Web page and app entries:
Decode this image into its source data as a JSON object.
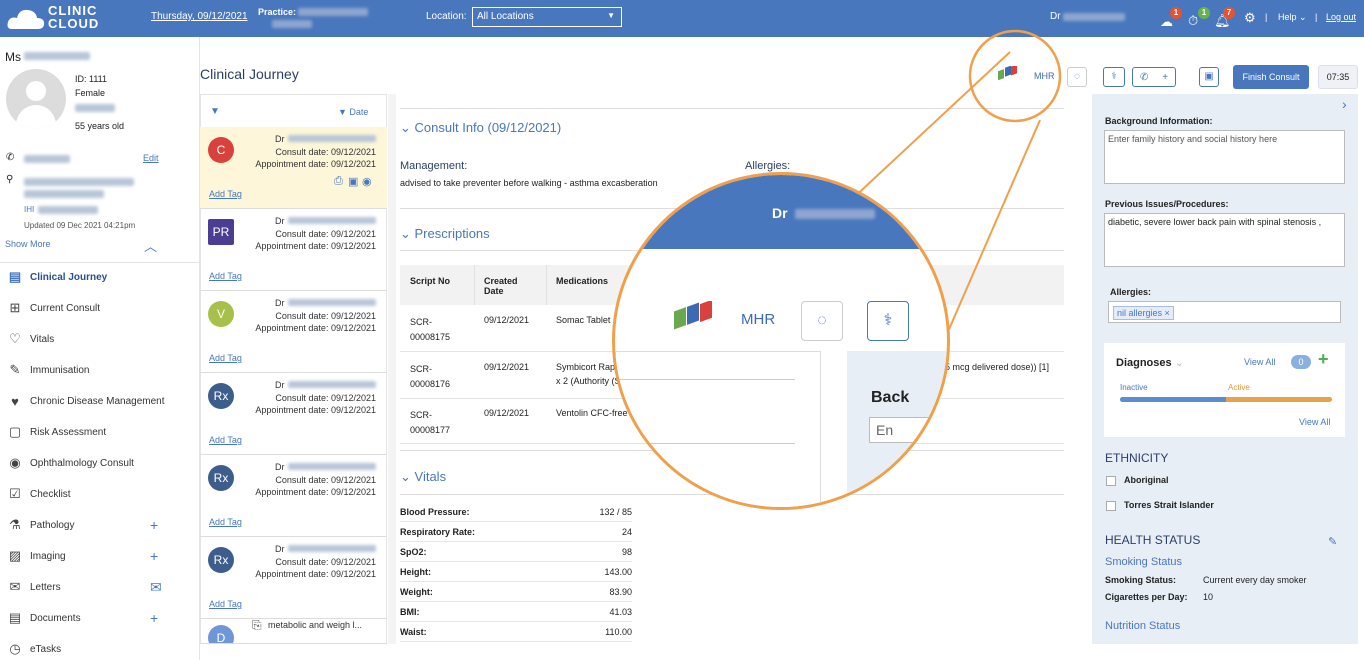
{
  "topbar": {
    "logo_text": "CLINIC CLOUD",
    "date": "Thursday, 09/12/2021",
    "practice_label": "Practice:",
    "location_label": "Location:",
    "location_value": "All Locations",
    "doctor_prefix": "Dr",
    "badge_counts": [
      "1",
      "1",
      "7"
    ],
    "help_label": "Help",
    "logout_label": "Log out"
  },
  "patient": {
    "title": "Ms",
    "id": "ID: 1111",
    "sex": "Female",
    "age": "55 years old",
    "edit_label": "Edit",
    "ihi_label": "IHI",
    "updated": "Updated 09 Dec 2021 04:21pm",
    "show_more": "Show More"
  },
  "nav": {
    "items": [
      {
        "label": "Clinical Journey",
        "icon": "clinical-journey-icon",
        "active": true
      },
      {
        "label": "Current Consult",
        "icon": "consult-icon"
      },
      {
        "label": "Vitals",
        "icon": "heart-icon"
      },
      {
        "label": "Immunisation",
        "icon": "syringe-icon"
      },
      {
        "label": "Chronic Disease Management",
        "icon": "heartbeat-icon"
      },
      {
        "label": "Risk Assessment",
        "icon": "risk-icon"
      },
      {
        "label": "Ophthalmology Consult",
        "icon": "eye-icon"
      },
      {
        "label": "Checklist",
        "icon": "checklist-icon"
      },
      {
        "label": "Pathology",
        "icon": "microscope-icon",
        "plus": true
      },
      {
        "label": "Imaging",
        "icon": "image-icon",
        "plus": true
      },
      {
        "label": "Letters",
        "icon": "envelope-icon",
        "mail": true
      },
      {
        "label": "Documents",
        "icon": "document-icon",
        "plus": true
      },
      {
        "label": "eTasks",
        "icon": "clock-icon"
      }
    ]
  },
  "page_title": "Clinical Journey",
  "header_actions": {
    "mhr": "MHR",
    "finish_consult": "Finish Consult",
    "time": "07:35"
  },
  "journey": {
    "sort_label": "▼ Date",
    "dr_prefix": "Dr",
    "consult_date": "Consult date: 09/12/2021",
    "appointment_date": "Appointment date: 09/12/2021",
    "add_tag": "Add Tag",
    "cards": [
      {
        "initials": "C",
        "color": "#d9413c"
      },
      {
        "initials": "PR",
        "color": "#4a3d93"
      },
      {
        "initials": "V",
        "color": "#a7c04a"
      },
      {
        "initials": "Rx",
        "color": "#3d5d8c"
      },
      {
        "initials": "Rx",
        "color": "#3d5d8c"
      },
      {
        "initials": "Rx",
        "color": "#3d5d8c"
      }
    ],
    "last_card": {
      "initials": "D",
      "color": "#6f96d6",
      "file_text": "metabolic and weigh l..."
    }
  },
  "consult_info": {
    "title": "Consult Info (09/12/2021)",
    "management_label": "Management:",
    "management_text": "advised to take preventer before walking - asthma excasberation",
    "allergies_label": "Allergies:"
  },
  "prescriptions": {
    "title": "Prescriptions",
    "headers": [
      "Script No",
      "Created Date",
      "Medications"
    ],
    "rows": [
      {
        "script": "SCR-00008175",
        "date": "09/12/2021",
        "med": "Somac Tablet"
      },
      {
        "script": "SCR-00008176",
        "date": "09/12/2021",
        "med": "Symbicort Rap",
        "med2": "x 2 (Authority (S",
        "tail": "g 4.5 mcg delivered dose)) [1]"
      },
      {
        "script": "SCR-00008177",
        "date": "09/12/2021",
        "med": "Ventolin CFC-free"
      }
    ]
  },
  "vitals": {
    "title": "Vitals",
    "rows": [
      {
        "label": "Blood Pressure:",
        "value": "132 / 85"
      },
      {
        "label": "Respiratory Rate:",
        "value": "24"
      },
      {
        "label": "SpO2:",
        "value": "98"
      },
      {
        "label": "Height:",
        "value": "143.00"
      },
      {
        "label": "Weight:",
        "value": "83.90"
      },
      {
        "label": "BMI:",
        "value": "41.03"
      },
      {
        "label": "Waist:",
        "value": "110.00"
      }
    ]
  },
  "magnifier": {
    "dr_prefix": "Dr",
    "mhr": "MHR",
    "back_text": "Back",
    "input_text": "En"
  },
  "right_panel": {
    "background_label": "Background Information:",
    "background_placeholder": "Enter family history and social history here",
    "previous_label": "Previous Issues/Procedures:",
    "previous_text": "diabetic, severe lower back pain with spinal stenosis ,",
    "allergies_label": "Allergies:",
    "allergy_tag": "nil allergies",
    "diagnoses_label": "Diagnoses",
    "view_all": "View All",
    "diagnoses_count": "0",
    "inactive_label": "Inactive",
    "active_label": "Active",
    "view_all_2": "View All",
    "inactive_fraction": 0.5,
    "ethnicity_title": "ETHNICITY",
    "aboriginal": "Aboriginal",
    "torres": "Torres Strait Islander",
    "health_title": "HEALTH STATUS",
    "smoking_title": "Smoking Status",
    "smoking_label": "Smoking Status:",
    "smoking_value": "Current every day smoker",
    "cigs_label": "Cigarettes per Day:",
    "cigs_value": "10",
    "nutrition_title": "Nutrition Status"
  },
  "colors": {
    "brand": "#4877be",
    "accent": "#f0a04b",
    "highlight": "#fdf6d8"
  }
}
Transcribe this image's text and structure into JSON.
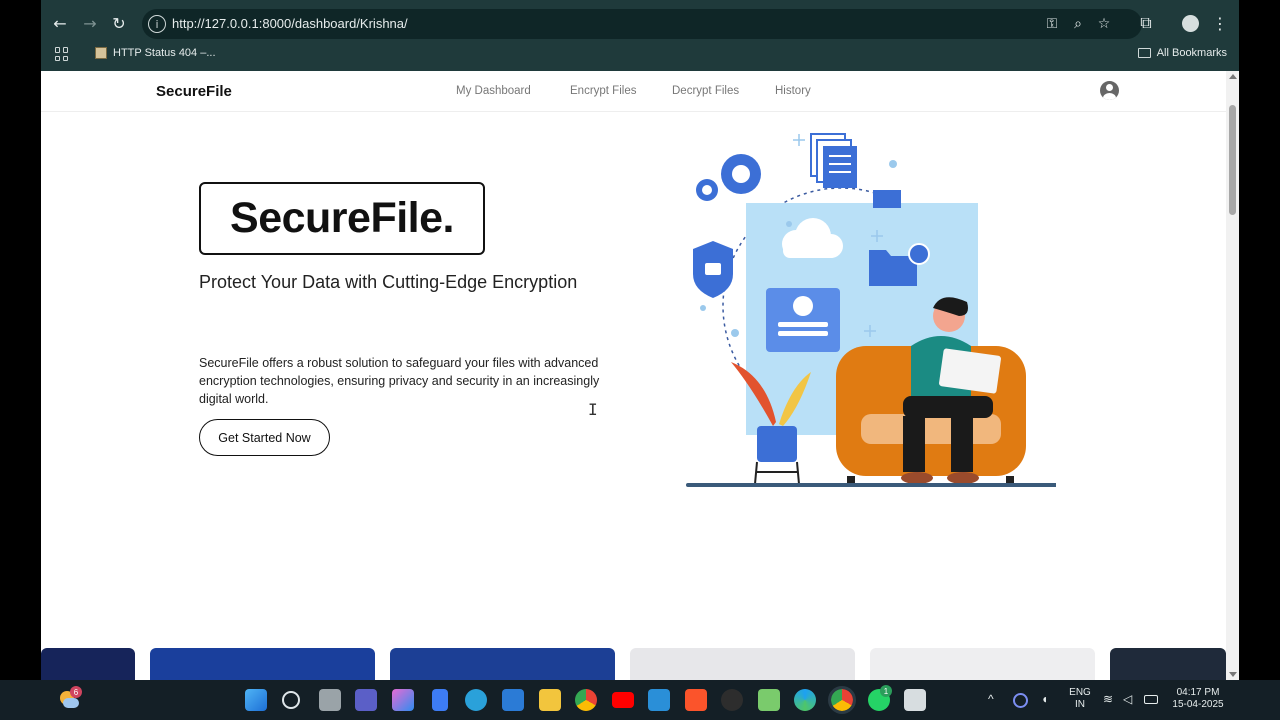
{
  "browser": {
    "url": "http://127.0.0.1:8000/dashboard/Krishna/",
    "bookmark_label": "HTTP Status 404 –...",
    "all_bookmarks_label": "All Bookmarks"
  },
  "site": {
    "brand": "SecureFile",
    "nav": [
      "My Dashboard",
      "Encrypt Files",
      "Decrypt Files",
      "History"
    ],
    "hero_logo": "SecureFile.",
    "subtitle": "Protect Your Data with Cutting-Edge Encryption",
    "description": "SecureFile offers a robust solution to safeguard your files with advanced encryption technologies, ensuring privacy and security in an increasingly digital world.",
    "cta_label": "Get Started Now"
  },
  "taskbar": {
    "weather_badge": "6",
    "whatsapp_badge": "1",
    "language": "ENG",
    "region": "IN",
    "time": "04:17 PM",
    "date": "15-04-2025"
  },
  "colors": {
    "browser_chrome": "#1f3a3b",
    "accent_blue": "#3c6fd6",
    "illustration_panel": "#b9e0f7",
    "armchair": "#e07b12"
  }
}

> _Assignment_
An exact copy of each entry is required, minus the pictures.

> _Exercise solution_
Decode this image into its source data as a JSON object.
{
  "topbar": {
    "logo_text": "CLINIC CLOUD",
    "date": "Thursday, 09/12/2021",
    "practice_label": "Practice:",
    "location_label": "Location:",
    "location_value": "All Locations",
    "doctor_prefix": "Dr",
    "badge_counts": [
      "1",
      "1",
      "7"
    ],
    "help_label": "Help",
    "logout_label": "Log out"
  },
  "patient": {
    "title": "Ms",
    "id": "ID: 1111",
    "sex": "Female",
    "age": "55 years old",
    "edit_label": "Edit",
    "ihi_label": "IHI",
    "updated": "Updated 09 Dec 2021 04:21pm",
    "show_more": "Show More"
  },
  "nav": {
    "items": [
      {
        "label": "Clinical Journey",
        "icon": "clinical-journey-icon",
        "active": true
      },
      {
        "label": "Current Consult",
        "icon": "consult-icon"
      },
      {
        "label": "Vitals",
        "icon": "heart-icon"
      },
      {
        "label": "Immunisation",
        "icon": "syringe-icon"
      },
      {
        "label": "Chronic Disease Management",
        "icon": "heartbeat-icon"
      },
      {
        "label": "Risk Assessment",
        "icon": "risk-icon"
      },
      {
        "label": "Ophthalmology Consult",
        "icon": "eye-icon"
      },
      {
        "label": "Checklist",
        "icon": "checklist-icon"
      },
      {
        "label": "Pathology",
        "icon": "microscope-icon",
        "plus": true
      },
      {
        "label": "Imaging",
        "icon": "image-icon",
        "plus": true
      },
      {
        "label": "Letters",
        "icon": "envelope-icon",
        "mail": true
      },
      {
        "label": "Documents",
        "icon": "document-icon",
        "plus": true
      },
      {
        "label": "eTasks",
        "icon": "clock-icon"
      }
    ]
  },
  "page_title": "Clinical Journey",
  "header_actions": {
    "mhr": "MHR",
    "finish_consult": "Finish Consult",
    "time": "07:35"
  },
  "journey": {
    "sort_label": "▼ Date",
    "dr_prefix": "Dr",
    "consult_date": "Consult date: 09/12/2021",
    "appointment_date": "Appointment date: 09/12/2021",
    "add_tag": "Add Tag",
    "cards": [
      {
        "initials": "C",
        "color": "#d9413c"
      },
      {
        "initials": "PR",
        "color": "#4a3d93"
      },
      {
        "initials": "V",
        "color": "#a7c04a"
      },
      {
        "initials": "Rx",
        "color": "#3d5d8c"
      },
      {
        "initials": "Rx",
        "color": "#3d5d8c"
      },
      {
        "initials": "Rx",
        "color": "#3d5d8c"
      }
    ],
    "last_card": {
      "initials": "D",
      "color": "#6f96d6",
      "file_text": "metabolic and weigh l..."
    }
  },
  "consult_info": {
    "title": "Consult Info (09/12/2021)",
    "management_label": "Management:",
    "management_text": "advised to take preventer before walking - asthma excasberation",
    "allergies_label": "Allergies:"
  },
  "prescriptions": {
    "title": "Prescriptions",
    "headers": [
      "Script No",
      "Created Date",
      "Medications"
    ],
    "rows": [
      {
        "script": "SCR-00008175",
        "date": "09/12/2021",
        "med": "Somac Tablet"
      },
      {
        "script": "SCR-00008176",
        "date": "09/12/2021",
        "med": "Symbicort Rap",
        "med2": "x 2 (Authority (S",
        "tail": "g 4.5 mcg delivered dose)) [1]"
      },
      {
        "script": "SCR-00008177",
        "date": "09/12/2021",
        "med": "Ventolin CFC-free"
      }
    ]
  },
  "vitals": {
    "title": "Vitals",
    "rows": [
      {
        "label": "Blood Pressure:",
        "value": "132 / 85"
      },
      {
        "label": "Respiratory Rate:",
        "value": "24"
      },
      {
        "label": "SpO2:",
        "value": "98"
      },
      {
        "label": "Height:",
        "value": "143.00"
      },
      {
        "label": "Weight:",
        "value": "83.90"
      },
      {
        "label": "BMI:",
        "value": "41.03"
      },
      {
        "label": "Waist:",
        "value": "110.00"
      }
    ]
  },
  "magnifier": {
    "dr_prefix": "Dr",
    "mhr": "MHR",
    "back_text": "Back",
    "input_text": "En"
  },
  "right_panel": {
    "background_label": "Background Information:",
    "background_placeholder": "Enter family history and social history here",
    "previous_label": "Previous Issues/Procedures:",
    "previous_text": "diabetic, severe lower back pain with spinal stenosis ,",
    "allergies_label": "Allergies:",
    "allergy_tag": "nil allergies",
    "diagnoses_label": "Diagnoses",
    "view_all": "View All",
    "diagnoses_count": "0",
    "inactive_label": "Inactive",
    "active_label": "Active",
    "view_all_2": "View All",
    "inactive_fraction": 0.5,
    "ethnicity_title": "ETHNICITY",
    "aboriginal": "Aboriginal",
    "torres": "Torres Strait Islander",
    "health_title": "HEALTH STATUS",
    "smoking_title": "Smoking Status",
    "smoking_label": "Smoking Status:",
    "smoking_value": "Current every day smoker",
    "cigs_label": "Cigarettes per Day:",
    "cigs_value": "10",
    "nutrition_title": "Nutrition Status"
  },
  "colors": {
    "brand": "#4877be",
    "accent": "#f0a04b",
    "highlight": "#fdf6d8"
  }
}
Transcribe this image's text and structure into JSON.
{
  "browser": {
    "url": "http://127.0.0.1:8000/dashboard/Krishna/",
    "bookmark_label": "HTTP Status 404 –...",
    "all_bookmarks_label": "All Bookmarks"
  },
  "site": {
    "brand": "SecureFile",
    "nav": [
      "My Dashboard",
      "Encrypt Files",
      "Decrypt Files",
      "History"
    ],
    "hero_logo": "SecureFile.",
    "subtitle": "Protect Your Data with Cutting-Edge Encryption",
    "description": "SecureFile offers a robust solution to safeguard your files with advanced encryption technologies, ensuring privacy and security in an increasingly digital world.",
    "cta_label": "Get Started Now"
  },
  "taskbar": {
    "weather_badge": "6",
    "whatsapp_badge": "1",
    "language": "ENG",
    "region": "IN",
    "time": "04:17 PM",
    "date": "15-04-2025"
  },
  "colors": {
    "browser_chrome": "#1f3a3b",
    "accent_blue": "#3c6fd6",
    "illustration_panel": "#b9e0f7",
    "armchair": "#e07b12"
  }
}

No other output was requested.